Prof. Eyal Naveh is Chair of the History Department at Tel Aviv University and a professor of U.S. history at TAU. He is a Senior Fellow at the Israel Democracy Institute, where he heads the Political Education project. Naveh was the chair of the General and Interdisciplinary Studies program at Tel Aviv University between 2003 and 2007. In addition, he lectures at the Kibbutzim College of Education and is a member of its Academic Council.
Since 2000, Prof. Naveh has led a team of Israeli history teachers engaged in writing a textbook, in conjunction with Palestinian history teachers, that presents both narratives alongside one another. The project is being conducted under the auspices of PRIME (Peace Research Institute in the Middle East), headed by Professors Dan Bar-On and Sami Adwan. Naveh has also served as advisor on the writing of a history textbook for Arab students who are citizens of Israel. As a member of the Salzburg Global Seminar project, Naveh is involved in efforts to promote historical justice and reconciliation. He is also a member of the academic council of Massuah - School for Holocaust Teaching.

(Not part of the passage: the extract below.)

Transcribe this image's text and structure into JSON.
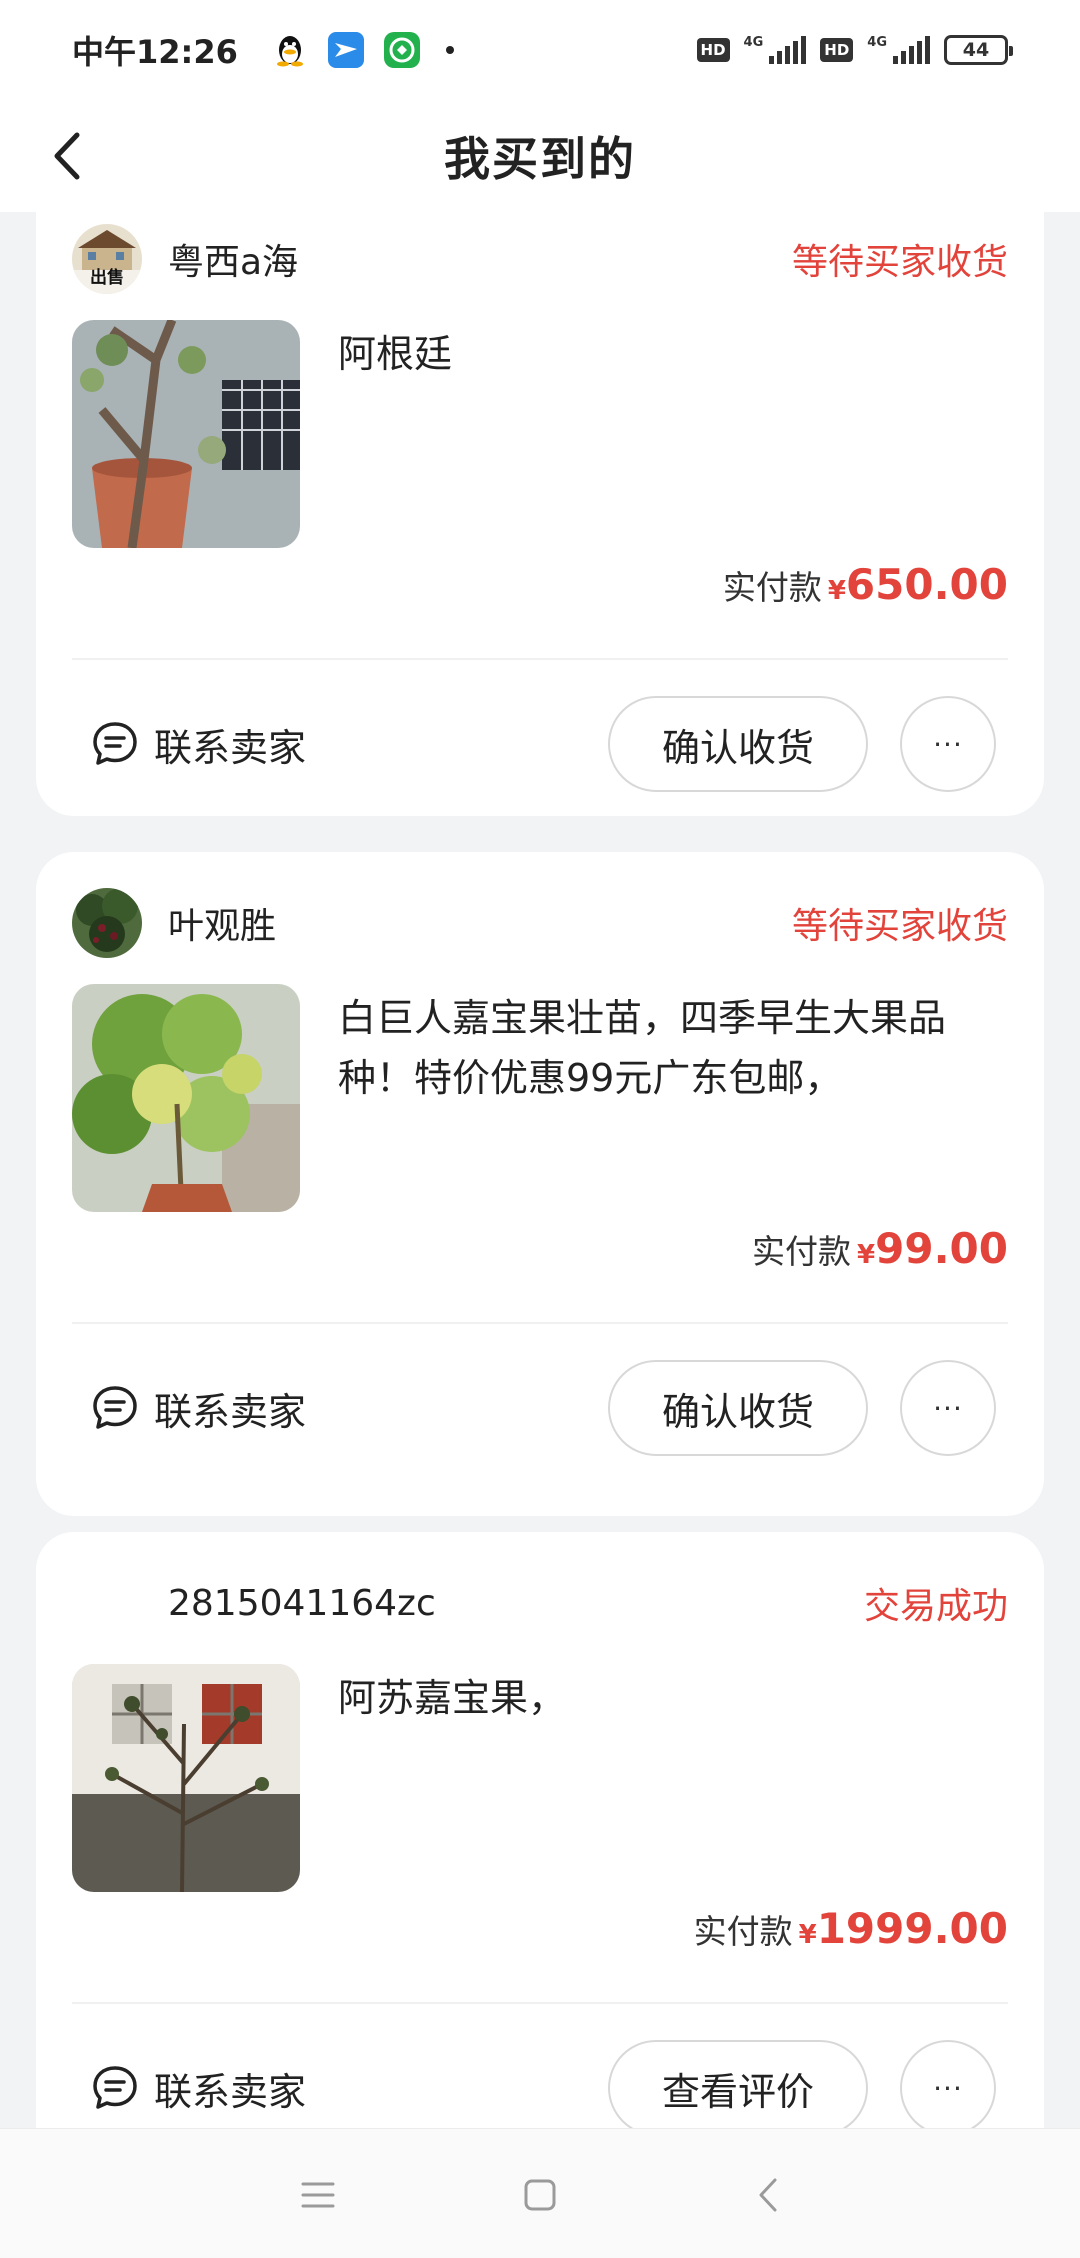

Prof. Naveh has been a visiting professor at Venice International University, the University of Toronto, UC Berkeley, and Cornell University. He earned his B.A. and M.A. degrees in history (both summa cum laude) from Tel Aviv University, and completed his Ph.D. under a Fulbright scholarship at the History Department of UC Berkeley.
Prof. Sir Nigel Rodley was an active board member until January, 2017
Sir Nigel Rodley KBE was Professor of Law and Chair of the Human Rights Centre at the University of Essex where he had taught since 1990. He was a member of the UN Human Rights Committee (since 2001) and a former UN Special Rapporteur on Torture (1993-2001). He was also a Commissioner and President-designate of the International Commission of Jurists and Trustee of the Freedom from Torture (former Medical Foundation for the Care of Victims of Torture). He was a member of Foreign and Commonwealth Office's Advisory Group on Human Rights (established November 2010). He was Co-Editor-in-Chief of the Israel Law Review.
He was the founding head of Amnesty International's Legal Office (1973-1990). A former Research Fellow at New York University's Centre for International Studies (1970-73), he had taught at Dalhousie University (1965-68), the New School for Social Research Graduate Faculty (1969-72) and the London School of Economics (1973-1990), where he was also a Research Fellow in 1983. He served at UN Headquarters in New York as an Assistant and then Associate Economic Affairs Officer (1966, 1968-69).
Honours: knighted in 1998 for services to human rights and international law; honorary LLD, Dalhousie University (2000); American Society of International Law Goler T Butcher Medal for distinguished work in human rights (2005); Honorary Fellow, Royal College of Physicians Faculty of Forensic Law and medicine (2008).
His publications included the landmark and now standard work The Treatment of Prisoners under International Law (Oxford University Press; 3rd edn., 2009, with Matt Pollard.